588 At Bats
.294 Batting Average (173 Hits)
35 Home Runs
23 Stolen Bases
.363 On Base Percentage
.554 Slugging Percentage
.361 Batting Average on Balls in Play
Last season there were 21 players who stole at least 20 bases, and there were only four players who reached the 30/20 plateau:
- Ronald Acuna – 41 HR/37 SB
- Christian Yelich – 44 HR/30 SB
- Francisco Lindor – 32 HR/22 SB
- Trevor Story – 35 HR/23 SB
That’s an impressive group to be included in, especially since they all hit .280+ as well. No one would argue against any of the other three being selected in the first round, so why is there any debate about Story’s status? Perhaps the home/road split is the big reason why:
- Home – .328 with 24 HR, 56 RBI and 71 R
- Road – .260 with 11 HR, 29 RBI and 40 R
It’s not unusual for Colorado Rockies’ players to have a dramatic split away from Coors Field, so seeing the numbers shouldn’t come as a surprise. That doesn’t take away from the gaudy totals that he’s proven capable of posting, as he’s hit .290+ while going 30/20 in back-to-back seasons (he had 37 HR and 27 SB in 2018).
Story has now posted back-to-back years with a 19.9% HR/FB, and last season he showed an ability to hit the ball hard (44.1%) while using the entire field (28.3% Oppo%, up from 22.4% in ’18). While the drop in power does contribute to the average discrepancy, his 29.7% strikeout rate on the road is also significantly worse (23.5% at home). Considering his worst Whiff% was 18.24% against breaking balls, the home number does appear to be closer to the truth. That gives hope that he could hit closer to .270-.280 on the road, and that would be more than enough.

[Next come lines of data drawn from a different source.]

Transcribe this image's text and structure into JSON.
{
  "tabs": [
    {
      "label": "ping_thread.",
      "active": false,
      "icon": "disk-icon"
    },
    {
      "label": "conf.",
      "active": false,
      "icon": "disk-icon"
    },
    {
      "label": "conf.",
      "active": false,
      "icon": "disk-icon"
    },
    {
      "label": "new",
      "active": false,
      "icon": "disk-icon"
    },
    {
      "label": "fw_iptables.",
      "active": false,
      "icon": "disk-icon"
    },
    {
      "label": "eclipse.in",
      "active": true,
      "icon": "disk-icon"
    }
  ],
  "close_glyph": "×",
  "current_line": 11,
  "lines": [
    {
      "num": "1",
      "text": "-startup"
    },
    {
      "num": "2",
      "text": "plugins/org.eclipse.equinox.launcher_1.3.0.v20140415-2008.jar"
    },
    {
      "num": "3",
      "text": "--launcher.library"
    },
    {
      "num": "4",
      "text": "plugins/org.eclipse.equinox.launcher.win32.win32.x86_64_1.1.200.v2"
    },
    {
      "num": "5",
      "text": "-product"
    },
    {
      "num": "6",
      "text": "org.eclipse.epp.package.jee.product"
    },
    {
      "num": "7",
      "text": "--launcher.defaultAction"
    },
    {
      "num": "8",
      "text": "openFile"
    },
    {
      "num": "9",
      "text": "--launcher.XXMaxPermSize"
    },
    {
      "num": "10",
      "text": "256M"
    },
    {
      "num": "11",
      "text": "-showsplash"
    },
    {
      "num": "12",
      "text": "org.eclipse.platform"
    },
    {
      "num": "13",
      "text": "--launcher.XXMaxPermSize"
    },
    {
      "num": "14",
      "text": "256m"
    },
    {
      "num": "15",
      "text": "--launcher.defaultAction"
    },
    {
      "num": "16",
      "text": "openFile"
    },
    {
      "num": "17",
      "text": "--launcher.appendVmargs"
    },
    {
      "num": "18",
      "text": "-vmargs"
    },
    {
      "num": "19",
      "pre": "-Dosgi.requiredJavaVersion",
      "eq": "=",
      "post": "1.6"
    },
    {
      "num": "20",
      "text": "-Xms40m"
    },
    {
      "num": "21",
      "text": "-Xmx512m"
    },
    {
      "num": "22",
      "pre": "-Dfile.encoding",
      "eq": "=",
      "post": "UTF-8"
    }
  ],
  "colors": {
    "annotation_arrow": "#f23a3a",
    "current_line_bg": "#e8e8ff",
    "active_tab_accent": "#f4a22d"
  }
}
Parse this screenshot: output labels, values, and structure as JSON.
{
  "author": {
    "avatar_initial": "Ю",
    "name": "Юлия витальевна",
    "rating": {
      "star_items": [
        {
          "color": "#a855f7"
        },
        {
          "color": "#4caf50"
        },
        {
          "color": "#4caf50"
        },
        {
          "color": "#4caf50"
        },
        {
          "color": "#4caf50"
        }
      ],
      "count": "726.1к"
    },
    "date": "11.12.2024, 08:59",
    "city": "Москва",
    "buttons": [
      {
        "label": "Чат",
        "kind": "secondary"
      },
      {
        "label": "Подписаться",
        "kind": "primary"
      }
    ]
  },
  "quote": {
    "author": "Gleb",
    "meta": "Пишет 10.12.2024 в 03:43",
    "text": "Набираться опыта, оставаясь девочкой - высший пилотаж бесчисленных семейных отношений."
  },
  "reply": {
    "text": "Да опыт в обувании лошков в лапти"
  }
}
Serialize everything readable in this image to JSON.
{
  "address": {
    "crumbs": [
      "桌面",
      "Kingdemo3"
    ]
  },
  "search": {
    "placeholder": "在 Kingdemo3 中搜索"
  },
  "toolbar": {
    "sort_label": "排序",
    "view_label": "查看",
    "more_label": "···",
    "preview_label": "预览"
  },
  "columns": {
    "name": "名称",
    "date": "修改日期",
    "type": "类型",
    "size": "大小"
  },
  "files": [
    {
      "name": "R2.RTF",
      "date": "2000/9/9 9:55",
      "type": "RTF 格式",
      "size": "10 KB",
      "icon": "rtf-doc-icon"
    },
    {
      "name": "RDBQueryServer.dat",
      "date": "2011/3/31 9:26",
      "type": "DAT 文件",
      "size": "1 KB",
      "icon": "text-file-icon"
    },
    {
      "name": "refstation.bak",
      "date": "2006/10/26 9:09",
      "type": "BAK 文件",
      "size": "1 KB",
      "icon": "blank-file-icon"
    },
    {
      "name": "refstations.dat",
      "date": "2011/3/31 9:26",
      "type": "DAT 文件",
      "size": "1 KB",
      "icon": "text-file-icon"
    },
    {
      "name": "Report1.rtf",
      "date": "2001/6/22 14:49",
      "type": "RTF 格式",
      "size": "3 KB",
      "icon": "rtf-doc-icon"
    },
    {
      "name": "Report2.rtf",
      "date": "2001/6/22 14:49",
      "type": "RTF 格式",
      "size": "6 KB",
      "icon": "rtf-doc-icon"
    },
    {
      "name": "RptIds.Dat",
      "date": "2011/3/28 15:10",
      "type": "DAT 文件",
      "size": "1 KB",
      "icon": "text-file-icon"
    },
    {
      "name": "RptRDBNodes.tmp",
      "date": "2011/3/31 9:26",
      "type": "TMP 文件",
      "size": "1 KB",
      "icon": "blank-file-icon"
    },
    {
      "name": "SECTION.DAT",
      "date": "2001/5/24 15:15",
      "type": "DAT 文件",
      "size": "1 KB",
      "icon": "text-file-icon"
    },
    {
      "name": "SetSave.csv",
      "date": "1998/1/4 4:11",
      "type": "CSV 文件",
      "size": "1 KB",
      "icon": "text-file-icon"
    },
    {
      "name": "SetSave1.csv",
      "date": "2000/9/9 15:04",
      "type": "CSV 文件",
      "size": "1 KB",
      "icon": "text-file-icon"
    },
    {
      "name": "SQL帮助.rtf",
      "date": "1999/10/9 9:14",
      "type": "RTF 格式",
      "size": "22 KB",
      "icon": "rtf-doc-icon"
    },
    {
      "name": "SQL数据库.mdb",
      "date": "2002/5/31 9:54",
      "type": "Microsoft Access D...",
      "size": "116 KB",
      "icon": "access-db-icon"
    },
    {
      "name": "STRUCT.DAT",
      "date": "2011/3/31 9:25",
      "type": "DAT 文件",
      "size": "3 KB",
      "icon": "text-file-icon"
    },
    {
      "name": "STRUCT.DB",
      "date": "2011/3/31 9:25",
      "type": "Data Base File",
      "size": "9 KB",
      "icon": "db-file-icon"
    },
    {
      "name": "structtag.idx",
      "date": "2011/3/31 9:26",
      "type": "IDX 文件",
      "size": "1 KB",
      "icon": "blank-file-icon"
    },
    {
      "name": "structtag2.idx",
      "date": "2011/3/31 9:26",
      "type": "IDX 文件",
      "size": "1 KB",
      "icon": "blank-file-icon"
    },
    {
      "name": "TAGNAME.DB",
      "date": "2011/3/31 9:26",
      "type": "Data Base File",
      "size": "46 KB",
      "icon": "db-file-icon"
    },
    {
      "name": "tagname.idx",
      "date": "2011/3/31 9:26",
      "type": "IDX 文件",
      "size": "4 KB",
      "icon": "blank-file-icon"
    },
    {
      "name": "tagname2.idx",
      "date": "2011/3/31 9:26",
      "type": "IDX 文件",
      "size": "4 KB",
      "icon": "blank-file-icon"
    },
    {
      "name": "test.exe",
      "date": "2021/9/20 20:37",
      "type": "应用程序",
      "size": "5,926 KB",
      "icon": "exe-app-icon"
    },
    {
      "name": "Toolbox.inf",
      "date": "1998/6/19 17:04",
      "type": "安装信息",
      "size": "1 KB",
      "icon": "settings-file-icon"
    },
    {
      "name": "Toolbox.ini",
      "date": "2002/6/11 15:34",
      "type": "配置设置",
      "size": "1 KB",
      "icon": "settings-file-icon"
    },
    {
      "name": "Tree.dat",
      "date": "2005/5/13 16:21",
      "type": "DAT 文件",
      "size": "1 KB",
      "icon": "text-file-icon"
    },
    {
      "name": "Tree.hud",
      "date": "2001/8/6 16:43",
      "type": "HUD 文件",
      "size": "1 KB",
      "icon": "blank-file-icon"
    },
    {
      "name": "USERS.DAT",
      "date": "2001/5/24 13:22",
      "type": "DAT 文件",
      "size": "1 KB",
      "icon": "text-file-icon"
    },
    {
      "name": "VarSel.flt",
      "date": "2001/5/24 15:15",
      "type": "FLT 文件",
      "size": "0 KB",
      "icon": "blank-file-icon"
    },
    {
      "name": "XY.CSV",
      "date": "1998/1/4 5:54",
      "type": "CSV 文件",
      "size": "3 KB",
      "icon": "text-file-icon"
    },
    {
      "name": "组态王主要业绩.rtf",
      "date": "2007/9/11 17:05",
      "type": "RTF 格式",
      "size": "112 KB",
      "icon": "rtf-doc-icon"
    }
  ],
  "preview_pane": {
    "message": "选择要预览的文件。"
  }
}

Shortstop isn’t a shallow position, which you can argue works against Story, but he’s clearly among the elite. He’s right there in the top tier, along with Lindor and perhaps Alex Bregman. There’s a solid group of players behind them (Fernando Tatis Jr., Trea Turner and Xander Bogaerts, to name a few), but that again shouldn’t work against Story. The Coors effect shouldn’t as well, considering it never hurt the status of Nolan Arenado before.
The bottom line is what Story does is for real, and therefore a first round selection is justified. While he’s not a slam dunk, he’s right there in the mix for the Top 10-12 and worthy of a first round selection thanks to his ability to contribute in all five categories..
Sources – Fangraphs, Brooks Baseball